-- Exercise aim --
Could you please find each line in the records that contains the word "photos" and copy it?
### Input data ###
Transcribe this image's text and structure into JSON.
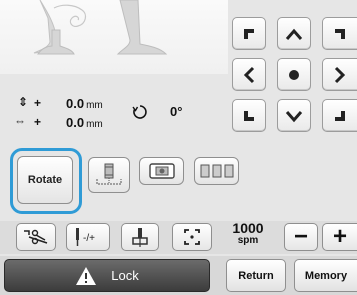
{
  "status": {
    "vertical_offset_value": "0.0",
    "horizontal_offset_value": "0.0",
    "offset_unit": "mm",
    "rotation_value": "0°",
    "plus_sign": "+"
  },
  "buttons": {
    "rotate_label": "Rotate",
    "lock_label": "Lock",
    "return_label": "Return",
    "memory_label": "Memory"
  },
  "speed": {
    "value": "1000",
    "unit": "spm",
    "minus_label": "−",
    "plus_label": "+"
  },
  "icons": {
    "arrow_pad": [
      "arrow-up-left-icon",
      "arrow-up-icon",
      "arrow-up-right-icon",
      "arrow-left-icon",
      "center-icon",
      "arrow-right-icon",
      "arrow-down-left-icon",
      "arrow-down-icon",
      "arrow-down-right-icon"
    ],
    "function_row": [
      "thread-spool-preview-icon",
      "embroidery-frame-icon",
      "multi-spool-icon"
    ],
    "tool_row": [
      "cut-thread-icon",
      "needle-position-icon",
      "presser-foot-icon",
      "trial-area-icon"
    ]
  },
  "colors": {
    "highlight": "#2f9bd6",
    "lock_button": "#4a4a4a"
  }
}
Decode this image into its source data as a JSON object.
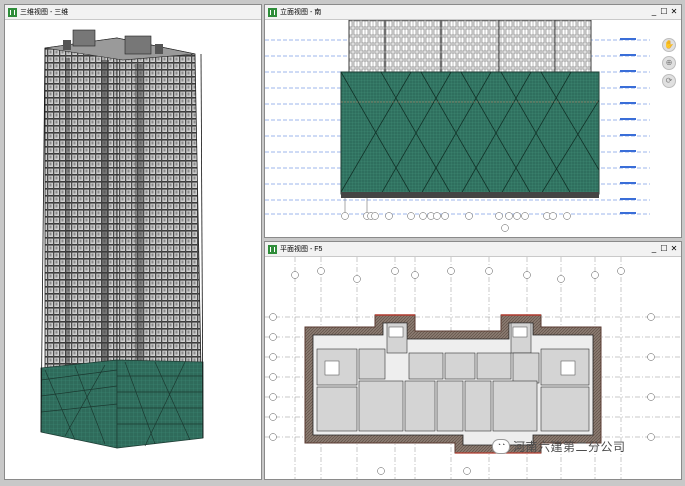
{
  "panes": {
    "view3d": {
      "title": "三维视图 - 三维",
      "controls": {
        "minimize": "_",
        "restore": "☐",
        "close": "✕"
      }
    },
    "elevation": {
      "title": "立面视图 - 南",
      "controls": {
        "minimize": "_",
        "restore": "☐",
        "close": "✕"
      }
    },
    "plan": {
      "title": "平面视图 - F5",
      "controls": {
        "minimize": "_",
        "restore": "☐",
        "close": "✕"
      }
    }
  },
  "navbar": {
    "items": [
      {
        "icon": "pan-icon",
        "glyph": "✋"
      },
      {
        "icon": "zoom-icon",
        "glyph": "⊕"
      },
      {
        "icon": "orbit-icon",
        "glyph": "⟳"
      }
    ]
  },
  "watermark": {
    "icon": "wechat-icon",
    "glyph": "◔◔",
    "text": "河南六建第二分公司"
  },
  "colors": {
    "scaffold_mesh": "#2e6a5a",
    "building_gray": "#5c5c5c",
    "axis_line": "#3a6ed8",
    "wall_red": "#b03a2e"
  }
}
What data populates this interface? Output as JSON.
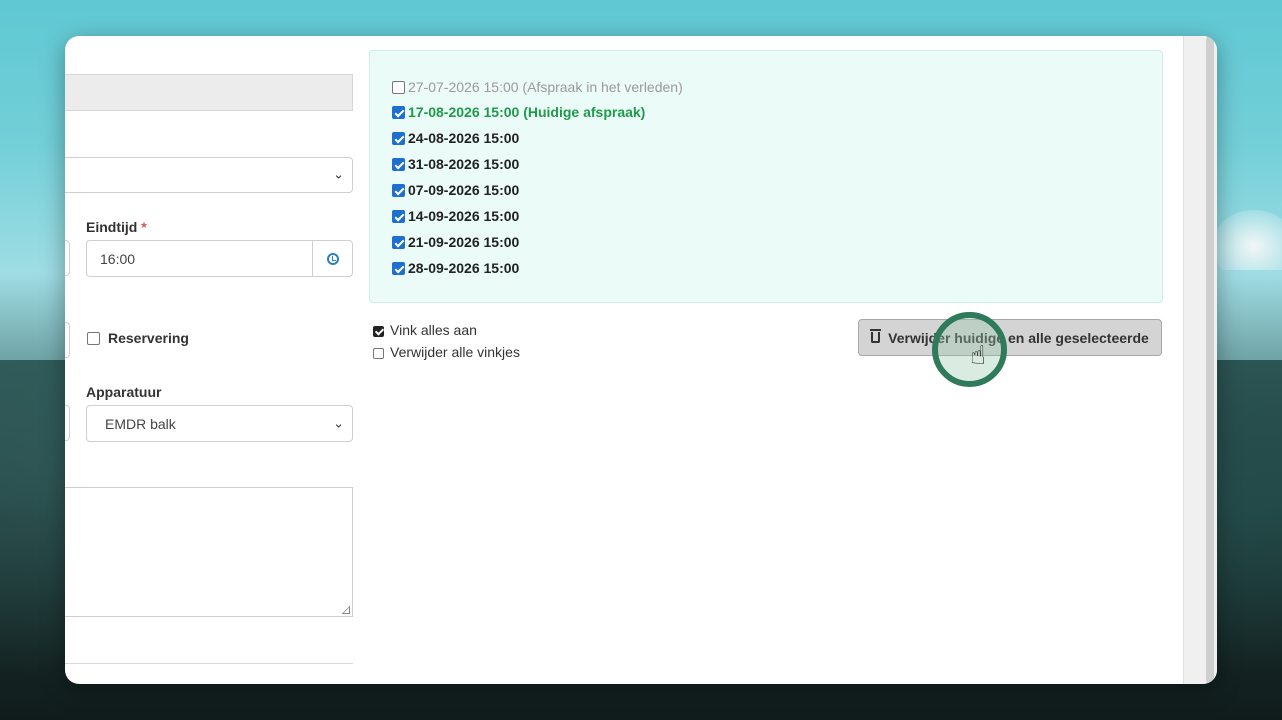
{
  "form": {
    "end_time_label": "Eindtijd",
    "required_mark": "*",
    "end_time_value": "16:00",
    "reservation_label": "Reservering",
    "equipment_label": "Apparatuur",
    "equipment_value": "EMDR balk"
  },
  "appointments": {
    "items": [
      {
        "label": "27-07-2026 15:00 (Afspraak in het verleden)",
        "checked": false,
        "state": "past"
      },
      {
        "label": "17-08-2026 15:00 (Huidige afspraak)",
        "checked": true,
        "state": "current"
      },
      {
        "label": "24-08-2026 15:00",
        "checked": true,
        "state": "future"
      },
      {
        "label": "31-08-2026 15:00",
        "checked": true,
        "state": "future"
      },
      {
        "label": "07-09-2026 15:00",
        "checked": true,
        "state": "future"
      },
      {
        "label": "14-09-2026 15:00",
        "checked": true,
        "state": "future"
      },
      {
        "label": "21-09-2026 15:00",
        "checked": true,
        "state": "future"
      },
      {
        "label": "28-09-2026 15:00",
        "checked": true,
        "state": "future"
      }
    ],
    "select_all_label": "Vink alles aan",
    "deselect_all_label": "Verwijder alle vinkjes",
    "delete_button_label": "Verwijder huidige en alle geselecteerde"
  },
  "colors": {
    "current_appointment": "#1f9a4a",
    "dates_box_bg": "#ebfbf8",
    "cursor_ring": "#2e7a5a"
  },
  "icons": {
    "time_picker": "clock-icon",
    "delete": "trash-icon",
    "pointer": "hand-pointer-icon"
  }
}
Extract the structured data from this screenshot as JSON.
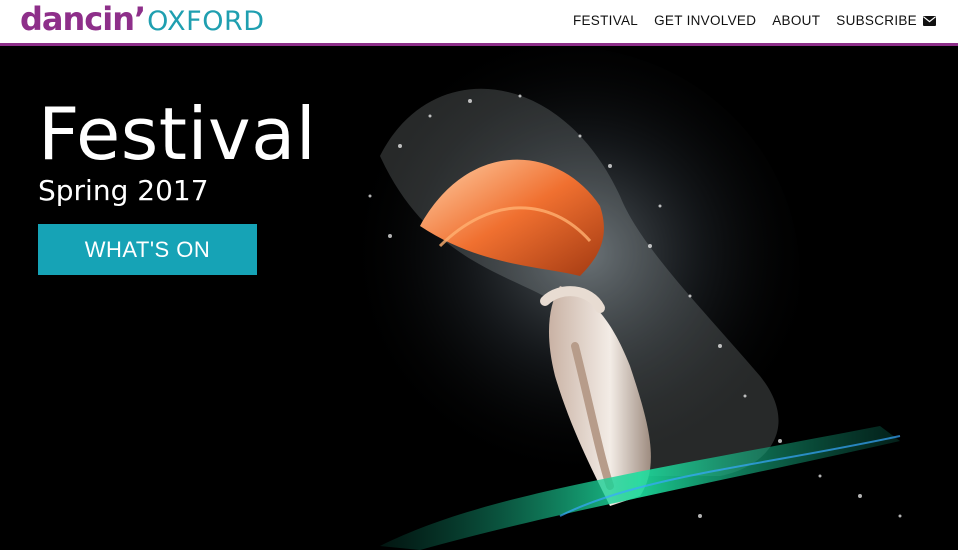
{
  "header": {
    "logo": {
      "part1": "dancin’",
      "part2": "OXFORD"
    },
    "nav": {
      "items": [
        {
          "label": "FESTIVAL"
        },
        {
          "label": "GET INVOLVED"
        },
        {
          "label": "ABOUT"
        },
        {
          "label": "SUBSCRIBE",
          "icon": "envelope-icon"
        }
      ]
    }
  },
  "hero": {
    "title": "Festival",
    "subtitle": "Spring 2017",
    "cta_label": "WHAT'S ON"
  },
  "colors": {
    "brand_purple": "#8e2f8a",
    "brand_teal": "#1f9fb0",
    "cta_background": "#16a3b6",
    "hero_background": "#000000"
  }
}
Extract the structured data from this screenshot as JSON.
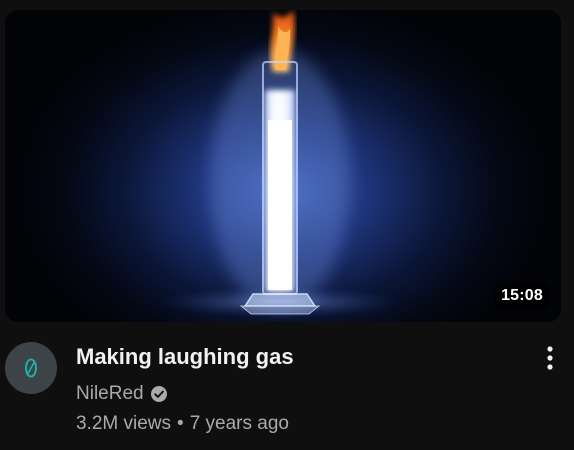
{
  "video": {
    "duration": "15:08",
    "title": "Making laughing gas",
    "channel": "NileRed",
    "views": "3.2M views",
    "separator": "•",
    "age": "7 years ago"
  },
  "icons": {
    "verified": "verified-check-icon",
    "menu": "more-vert-icon",
    "avatar": "nilered-logo-icon"
  },
  "colors": {
    "background": "#0f0f0f",
    "title": "#f1f1f1",
    "secondary_text": "#aaaaaa",
    "avatar_bg": "#3d4347",
    "avatar_logo": "#1fb5a8"
  }
}
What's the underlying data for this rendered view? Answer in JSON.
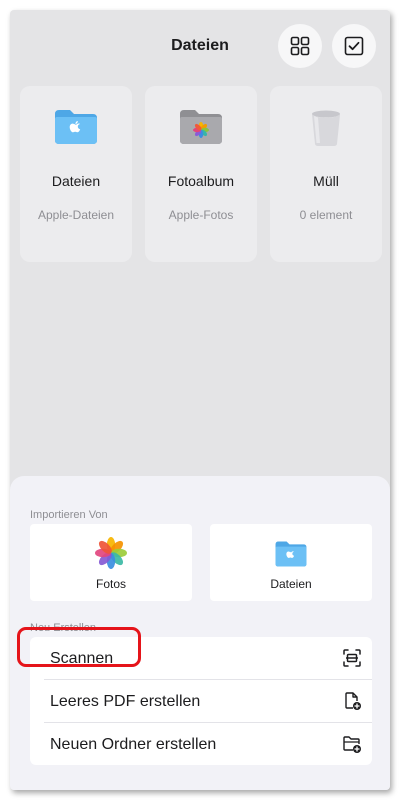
{
  "header": {
    "title": "Dateien"
  },
  "cards": [
    {
      "name": "Dateien",
      "subtitle": "Apple-Dateien",
      "icon": "blue-folder-icon"
    },
    {
      "name": "Fotoalbum",
      "subtitle": "Apple-Fotos",
      "icon": "photos-folder-icon"
    },
    {
      "name": "Müll",
      "subtitle": "0 element",
      "icon": "trash-icon"
    }
  ],
  "sheet": {
    "import_label": "Importieren Von",
    "import_tiles": [
      {
        "label": "Fotos",
        "icon": "photos-app-icon"
      },
      {
        "label": "Dateien",
        "icon": "files-folder-icon"
      }
    ],
    "create_label": "Neu Erstellen",
    "create_items": [
      {
        "label": "Scannen",
        "icon": "scan-icon"
      },
      {
        "label": "Leeres PDF erstellen",
        "icon": "new-document-icon"
      },
      {
        "label": "Neuen Ordner erstellen",
        "icon": "new-folder-icon"
      }
    ]
  },
  "colors": {
    "highlight": "#e5141a",
    "folder_blue": "#5ab4ee",
    "muted_text": "#8e8e93"
  }
}
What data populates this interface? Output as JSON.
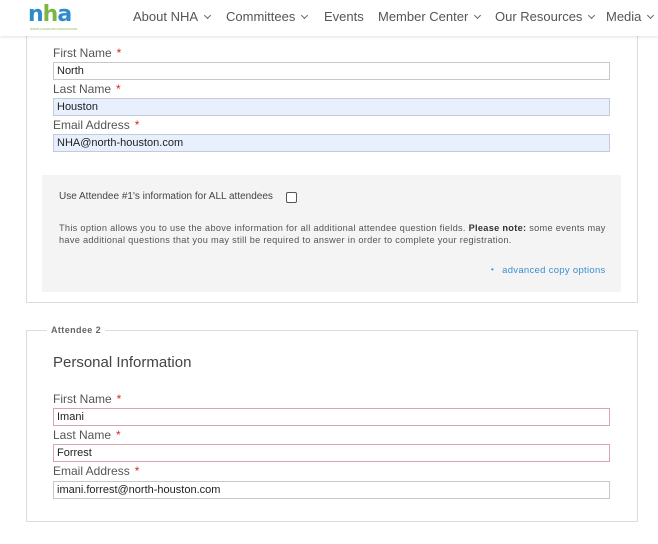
{
  "header": {
    "logo_text": "nha",
    "logo_subtext": "NORTH HOUSTON ASSOCIATION",
    "nav": [
      {
        "label": "About NHA",
        "has_dropdown": true
      },
      {
        "label": "Committees",
        "has_dropdown": true
      },
      {
        "label": "Events",
        "has_dropdown": false
      },
      {
        "label": "Member Center",
        "has_dropdown": true
      },
      {
        "label": "Our Resources",
        "has_dropdown": true
      },
      {
        "label": "Media",
        "has_dropdown": true
      }
    ]
  },
  "attendee1": {
    "first_name_label": "First Name",
    "first_name_value": "North",
    "last_name_label": "Last Name",
    "last_name_value": "Houston",
    "email_label": "Email Address",
    "email_value": "NHA@north-houston.com",
    "required_mark": "*"
  },
  "copy_options": {
    "checkbox_label": "Use Attendee #1's information for ALL attendees",
    "checkbox_checked": false,
    "description_part1": "This option allows you to use the above information for all additional attendee question fields.",
    "description_note_label": "Please note:",
    "description_part2": "some events may have additional questions that you may still be required to answer in order to complete your registration.",
    "advanced_link": "advanced copy options",
    "bullet": "•"
  },
  "attendee2": {
    "legend": "Attendee 2",
    "section_title": "Personal Information",
    "first_name_label": "First Name",
    "first_name_value": "Imani",
    "last_name_label": "Last Name",
    "last_name_value": "Forrest",
    "email_label": "Email Address",
    "email_value": "imani.forrest@north-houston.com",
    "required_mark": "*"
  },
  "colors": {
    "accent_link": "#3a8fd0",
    "required": "#cc2b2b",
    "autofill_bg": "#e8f0fe",
    "logo_blue": "#2e8bc9",
    "logo_green": "#7cb642"
  }
}
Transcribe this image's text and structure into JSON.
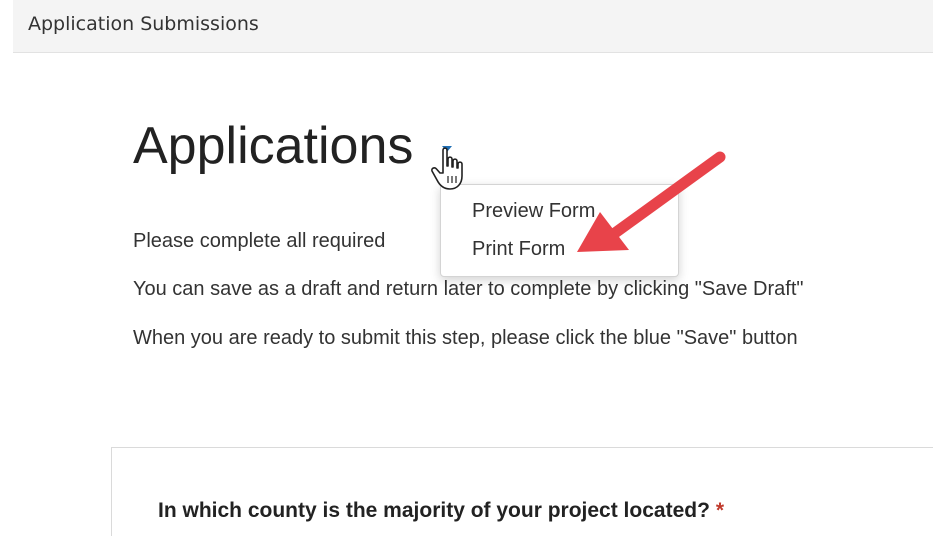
{
  "header": {
    "title": "Application Submissions"
  },
  "page": {
    "title": "Applications"
  },
  "dropdown": {
    "items": [
      {
        "label": "Preview Form"
      },
      {
        "label": "Print Form"
      }
    ]
  },
  "instructions": [
    "Please complete all required",
    "You can save as a draft and return later to complete by clicking \"Save Draft\"",
    "When you are ready to submit this step, please click the blue \"Save\" button"
  ],
  "form": {
    "question": "In which county is the majority of your project located?",
    "required_marker": "*"
  },
  "colors": {
    "arrow": "#e8434a",
    "caret": "#1f6fb5",
    "required": "#c0392b"
  }
}
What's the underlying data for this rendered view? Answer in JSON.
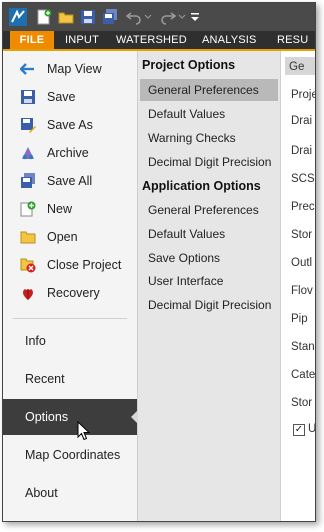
{
  "ribbon": {
    "tabs": [
      {
        "label": "FILE"
      },
      {
        "label": "INPUT"
      },
      {
        "label": "WATERSHED"
      },
      {
        "label": "ANALYSIS"
      },
      {
        "label": "RESU"
      }
    ]
  },
  "file_menu": {
    "items": [
      {
        "label": "Map View",
        "icon": "map-view-icon"
      },
      {
        "label": "Save",
        "icon": "floppy-disk-icon"
      },
      {
        "label": "Save As",
        "icon": "save-as-icon"
      },
      {
        "label": "Archive",
        "icon": "archive-icon"
      },
      {
        "label": "Save All",
        "icon": "save-all-icon"
      },
      {
        "label": "New",
        "icon": "new-file-icon"
      },
      {
        "label": "Open",
        "icon": "folder-icon"
      },
      {
        "label": "Close Project",
        "icon": "close-project-icon"
      },
      {
        "label": "Recovery",
        "icon": "recovery-icon"
      }
    ],
    "sections": [
      {
        "label": "Info"
      },
      {
        "label": "Recent"
      },
      {
        "label": "Options",
        "selected": true
      },
      {
        "label": "Map Coordinates"
      },
      {
        "label": "About"
      }
    ]
  },
  "options_panel": {
    "project_header": "Project Options",
    "project_items": [
      {
        "label": "General Preferences",
        "selected": true
      },
      {
        "label": "Default Values"
      },
      {
        "label": "Warning Checks"
      },
      {
        "label": "Decimal Digit Precision"
      }
    ],
    "application_header": "Application Options",
    "application_items": [
      {
        "label": "General Preferences"
      },
      {
        "label": "Default Values"
      },
      {
        "label": "Save Options"
      },
      {
        "label": "User Interface"
      },
      {
        "label": "Decimal Digit Precision"
      }
    ]
  },
  "right_panel": {
    "items": [
      "Ge",
      "Proje",
      "Drai",
      "Drai",
      "SCS",
      "Prec",
      "Stor",
      "Outl",
      "Flov",
      "Pip",
      "Stan",
      "Cate",
      "Stor",
      "Us"
    ],
    "checkbox_checked": true
  },
  "colors": {
    "file_tab": "#ee8b00",
    "title_bar": "#4a4a4a",
    "selected_section": "#3d3d3d",
    "selected_option": "#b9b9b9"
  }
}
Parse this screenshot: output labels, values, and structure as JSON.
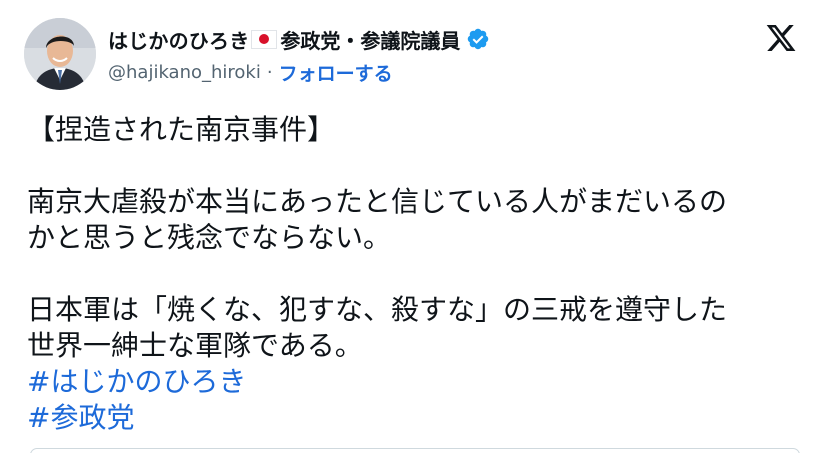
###
-- Task result --
      "icon": "photos-folder-icon"
        "icon": "photos-app-icon"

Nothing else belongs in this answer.